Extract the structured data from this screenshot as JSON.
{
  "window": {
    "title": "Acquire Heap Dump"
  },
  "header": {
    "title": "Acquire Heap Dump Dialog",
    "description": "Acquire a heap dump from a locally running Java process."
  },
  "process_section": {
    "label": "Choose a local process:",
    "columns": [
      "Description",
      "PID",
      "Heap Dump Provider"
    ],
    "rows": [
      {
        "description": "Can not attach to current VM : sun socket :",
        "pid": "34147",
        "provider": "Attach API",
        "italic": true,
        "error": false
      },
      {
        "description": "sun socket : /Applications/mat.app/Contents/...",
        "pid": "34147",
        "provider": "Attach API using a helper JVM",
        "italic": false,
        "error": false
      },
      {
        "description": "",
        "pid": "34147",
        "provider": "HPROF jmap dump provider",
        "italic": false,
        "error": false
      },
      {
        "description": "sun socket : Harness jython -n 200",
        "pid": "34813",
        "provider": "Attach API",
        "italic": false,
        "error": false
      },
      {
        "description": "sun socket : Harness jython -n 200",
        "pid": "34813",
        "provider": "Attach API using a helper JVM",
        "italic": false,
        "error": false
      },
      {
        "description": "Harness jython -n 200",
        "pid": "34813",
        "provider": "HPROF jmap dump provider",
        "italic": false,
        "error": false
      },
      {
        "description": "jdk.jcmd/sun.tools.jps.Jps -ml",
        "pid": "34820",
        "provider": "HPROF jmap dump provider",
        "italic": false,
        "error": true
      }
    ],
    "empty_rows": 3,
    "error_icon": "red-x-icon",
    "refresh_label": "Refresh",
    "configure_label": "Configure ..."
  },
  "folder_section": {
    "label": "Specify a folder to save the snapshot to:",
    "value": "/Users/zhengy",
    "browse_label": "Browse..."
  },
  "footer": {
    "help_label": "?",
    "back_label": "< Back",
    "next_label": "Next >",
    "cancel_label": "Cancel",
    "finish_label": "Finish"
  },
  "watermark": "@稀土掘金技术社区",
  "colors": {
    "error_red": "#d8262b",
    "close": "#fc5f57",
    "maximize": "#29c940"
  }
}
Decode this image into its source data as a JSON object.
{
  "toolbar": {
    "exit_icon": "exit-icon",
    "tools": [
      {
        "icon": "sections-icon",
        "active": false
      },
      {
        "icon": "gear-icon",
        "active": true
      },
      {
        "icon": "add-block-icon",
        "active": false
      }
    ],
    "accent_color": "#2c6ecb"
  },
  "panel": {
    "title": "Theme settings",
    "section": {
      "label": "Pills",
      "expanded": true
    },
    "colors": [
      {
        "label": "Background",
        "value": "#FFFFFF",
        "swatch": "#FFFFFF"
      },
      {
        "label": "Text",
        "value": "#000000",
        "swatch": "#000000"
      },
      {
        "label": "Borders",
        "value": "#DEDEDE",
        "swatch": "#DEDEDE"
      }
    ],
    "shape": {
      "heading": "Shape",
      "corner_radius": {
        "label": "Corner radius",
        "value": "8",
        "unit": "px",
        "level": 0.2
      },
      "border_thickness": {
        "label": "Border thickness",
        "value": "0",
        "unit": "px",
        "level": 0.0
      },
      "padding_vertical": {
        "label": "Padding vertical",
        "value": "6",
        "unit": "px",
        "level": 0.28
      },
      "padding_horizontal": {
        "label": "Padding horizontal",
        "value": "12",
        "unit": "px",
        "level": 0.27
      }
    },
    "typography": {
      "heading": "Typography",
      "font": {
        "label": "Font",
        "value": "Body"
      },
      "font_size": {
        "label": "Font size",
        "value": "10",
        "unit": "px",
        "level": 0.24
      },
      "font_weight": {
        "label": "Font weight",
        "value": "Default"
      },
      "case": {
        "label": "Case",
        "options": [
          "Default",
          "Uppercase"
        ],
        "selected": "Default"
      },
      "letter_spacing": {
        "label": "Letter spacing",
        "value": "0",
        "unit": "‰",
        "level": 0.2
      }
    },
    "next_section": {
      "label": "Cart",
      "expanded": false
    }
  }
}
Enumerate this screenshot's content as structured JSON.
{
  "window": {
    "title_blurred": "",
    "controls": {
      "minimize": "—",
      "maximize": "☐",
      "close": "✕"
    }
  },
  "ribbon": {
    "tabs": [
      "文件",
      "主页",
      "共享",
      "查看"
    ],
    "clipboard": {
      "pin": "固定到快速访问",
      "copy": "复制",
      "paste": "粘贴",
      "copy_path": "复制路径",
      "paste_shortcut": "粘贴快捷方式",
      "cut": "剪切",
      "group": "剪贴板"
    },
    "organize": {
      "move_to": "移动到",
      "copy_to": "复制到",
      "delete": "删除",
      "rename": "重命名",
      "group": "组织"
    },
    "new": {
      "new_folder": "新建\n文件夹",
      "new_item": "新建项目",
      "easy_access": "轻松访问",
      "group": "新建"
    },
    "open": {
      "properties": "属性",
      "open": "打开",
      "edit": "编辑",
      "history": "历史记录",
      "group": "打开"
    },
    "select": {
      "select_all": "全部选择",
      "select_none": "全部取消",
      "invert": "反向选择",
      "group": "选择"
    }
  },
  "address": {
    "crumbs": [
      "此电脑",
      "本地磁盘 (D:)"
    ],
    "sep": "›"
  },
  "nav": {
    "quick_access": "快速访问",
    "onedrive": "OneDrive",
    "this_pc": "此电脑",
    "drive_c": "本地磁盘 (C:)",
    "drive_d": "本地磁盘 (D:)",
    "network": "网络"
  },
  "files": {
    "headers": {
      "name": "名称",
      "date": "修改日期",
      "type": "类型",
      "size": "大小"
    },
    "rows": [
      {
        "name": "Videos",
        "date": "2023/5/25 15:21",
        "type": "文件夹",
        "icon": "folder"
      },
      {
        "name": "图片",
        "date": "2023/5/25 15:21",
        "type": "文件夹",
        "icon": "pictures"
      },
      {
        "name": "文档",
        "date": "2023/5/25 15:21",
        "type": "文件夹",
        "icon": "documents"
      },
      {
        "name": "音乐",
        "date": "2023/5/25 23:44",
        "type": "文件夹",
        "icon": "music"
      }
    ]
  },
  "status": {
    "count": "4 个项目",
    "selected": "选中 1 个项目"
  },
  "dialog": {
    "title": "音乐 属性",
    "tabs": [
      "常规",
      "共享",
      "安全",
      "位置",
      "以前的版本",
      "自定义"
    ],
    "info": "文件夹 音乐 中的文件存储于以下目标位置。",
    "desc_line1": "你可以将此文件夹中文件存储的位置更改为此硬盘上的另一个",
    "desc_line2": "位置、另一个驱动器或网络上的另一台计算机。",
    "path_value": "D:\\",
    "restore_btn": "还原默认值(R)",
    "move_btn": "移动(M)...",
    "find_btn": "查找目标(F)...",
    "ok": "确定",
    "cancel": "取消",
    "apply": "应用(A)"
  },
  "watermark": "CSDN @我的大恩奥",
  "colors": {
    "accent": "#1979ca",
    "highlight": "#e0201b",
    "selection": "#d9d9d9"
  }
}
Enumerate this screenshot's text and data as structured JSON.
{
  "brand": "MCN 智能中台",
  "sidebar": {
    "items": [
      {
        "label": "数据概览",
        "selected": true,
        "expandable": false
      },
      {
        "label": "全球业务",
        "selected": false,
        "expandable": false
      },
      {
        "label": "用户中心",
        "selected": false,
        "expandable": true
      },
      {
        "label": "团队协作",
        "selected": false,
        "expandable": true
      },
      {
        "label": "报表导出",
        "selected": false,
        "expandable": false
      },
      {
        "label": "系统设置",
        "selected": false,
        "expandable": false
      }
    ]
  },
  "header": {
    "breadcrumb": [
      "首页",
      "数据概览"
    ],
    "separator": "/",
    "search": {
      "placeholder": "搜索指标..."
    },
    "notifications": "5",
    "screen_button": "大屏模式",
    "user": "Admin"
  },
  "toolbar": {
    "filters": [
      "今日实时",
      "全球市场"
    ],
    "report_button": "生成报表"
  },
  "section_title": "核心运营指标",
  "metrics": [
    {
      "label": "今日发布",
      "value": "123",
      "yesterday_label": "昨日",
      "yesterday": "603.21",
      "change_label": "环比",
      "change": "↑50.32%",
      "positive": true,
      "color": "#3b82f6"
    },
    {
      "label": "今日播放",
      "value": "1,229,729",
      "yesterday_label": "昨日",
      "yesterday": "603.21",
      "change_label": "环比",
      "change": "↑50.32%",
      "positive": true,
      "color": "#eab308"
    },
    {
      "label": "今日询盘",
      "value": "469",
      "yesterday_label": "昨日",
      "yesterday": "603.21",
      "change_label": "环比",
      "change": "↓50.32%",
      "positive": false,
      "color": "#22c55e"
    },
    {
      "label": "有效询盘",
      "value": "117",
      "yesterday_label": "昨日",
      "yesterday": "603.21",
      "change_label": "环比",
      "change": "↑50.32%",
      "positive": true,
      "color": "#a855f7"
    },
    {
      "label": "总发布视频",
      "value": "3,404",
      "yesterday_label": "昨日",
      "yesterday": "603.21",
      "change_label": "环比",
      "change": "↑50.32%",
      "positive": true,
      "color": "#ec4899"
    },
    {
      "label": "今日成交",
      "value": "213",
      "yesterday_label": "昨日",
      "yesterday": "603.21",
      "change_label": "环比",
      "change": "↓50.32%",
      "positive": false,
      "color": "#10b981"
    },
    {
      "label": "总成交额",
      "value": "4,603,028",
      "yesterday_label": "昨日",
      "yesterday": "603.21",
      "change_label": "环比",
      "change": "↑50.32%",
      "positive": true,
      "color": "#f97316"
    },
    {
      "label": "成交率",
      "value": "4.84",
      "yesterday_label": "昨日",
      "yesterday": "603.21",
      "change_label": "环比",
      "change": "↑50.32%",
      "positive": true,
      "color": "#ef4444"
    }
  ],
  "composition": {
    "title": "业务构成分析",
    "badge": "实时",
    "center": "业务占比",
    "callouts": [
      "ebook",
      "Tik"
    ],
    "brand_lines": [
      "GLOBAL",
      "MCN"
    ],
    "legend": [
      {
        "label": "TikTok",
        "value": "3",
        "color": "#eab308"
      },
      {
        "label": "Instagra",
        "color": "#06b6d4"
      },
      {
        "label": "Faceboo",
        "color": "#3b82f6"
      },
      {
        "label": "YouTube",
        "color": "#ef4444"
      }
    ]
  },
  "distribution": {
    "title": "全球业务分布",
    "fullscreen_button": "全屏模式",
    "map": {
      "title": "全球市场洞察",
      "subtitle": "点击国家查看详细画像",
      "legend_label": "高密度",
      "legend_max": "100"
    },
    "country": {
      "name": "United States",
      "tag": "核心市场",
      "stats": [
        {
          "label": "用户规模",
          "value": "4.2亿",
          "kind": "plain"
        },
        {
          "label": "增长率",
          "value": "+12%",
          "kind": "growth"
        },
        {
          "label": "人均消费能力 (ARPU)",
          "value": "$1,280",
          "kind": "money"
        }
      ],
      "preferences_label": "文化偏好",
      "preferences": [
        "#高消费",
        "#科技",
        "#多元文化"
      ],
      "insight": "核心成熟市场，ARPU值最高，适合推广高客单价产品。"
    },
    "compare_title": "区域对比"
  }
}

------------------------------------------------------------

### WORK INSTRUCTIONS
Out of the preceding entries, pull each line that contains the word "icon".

### ANSWER FOR THE TASK
    "error_icon": "red-x-icon",
    "exit_icon": "exit-icon",
        "icon": "sections-icon",
        "icon": "gear-icon",
        "icon": "add-block-icon",
        "icon": "folder"
        "icon": "pictures"
        "icon": "documents"
        "icon": "music"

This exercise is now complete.